Published in: Ecology, volume 94, issue 1 (January 2013) doi: 10.1890/12-0795.1


Competition is a ubiquitous structuring force across systems, but different fields emphasize the role of different types of competition.

In benthic marine environments, where some of the classic examples of competition were described, there is a strong emphasis on interference competition: marine invertebrates are assumed to compete fiercely for the limiting resource of space. Much of our understanding of the dynamics of this system is based on this assumption, yet empirical studies often find that increases in density can reduce performance despite free space being available. Furthermore, the assumption that space is the exclusively limiting resource raises paradoxes regarding species coexistence in this system.

Here, we measure the availability of oxygen in the field and in the laboratory, as well as the tolerance of resident species to low-oxygen conditions.

We show that oxygen can be the primary limiting resource in some instances, and that exploitative competition for this resource is very likely among benthic marine invertebrates. Furthermore, growth form (and the associated risk of oxygen limitation) covaries with the ability to withstand oxygen-poor conditions across a wide range of taxa.

Oxygen availability at very small scales may influence the distribution and abundance of sessile marine invertebrates more than is currently appreciated. Furthermore, competition for multiple resources (space and oxygen) and trade-offs in competitive ability for each may promote coexistence in this system.

Full paper
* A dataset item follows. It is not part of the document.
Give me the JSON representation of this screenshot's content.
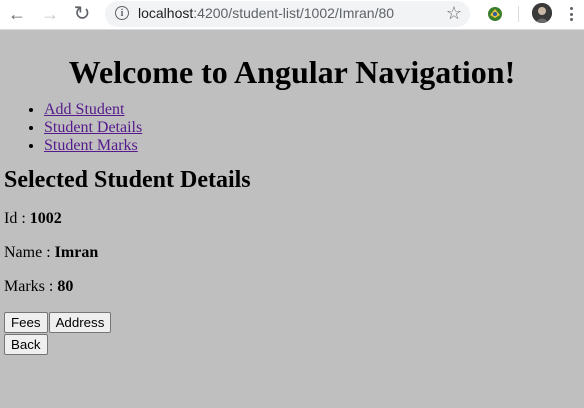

Ferguson N, White CR, Marshall DJ (2013) Competition in benthic marine invertebrates: the unrecognised role of exploitative competition for oxygen. Ecology, 94(1) 126–135 PDFPDF 311 KB 311 doi: 10.1890/12-0795.1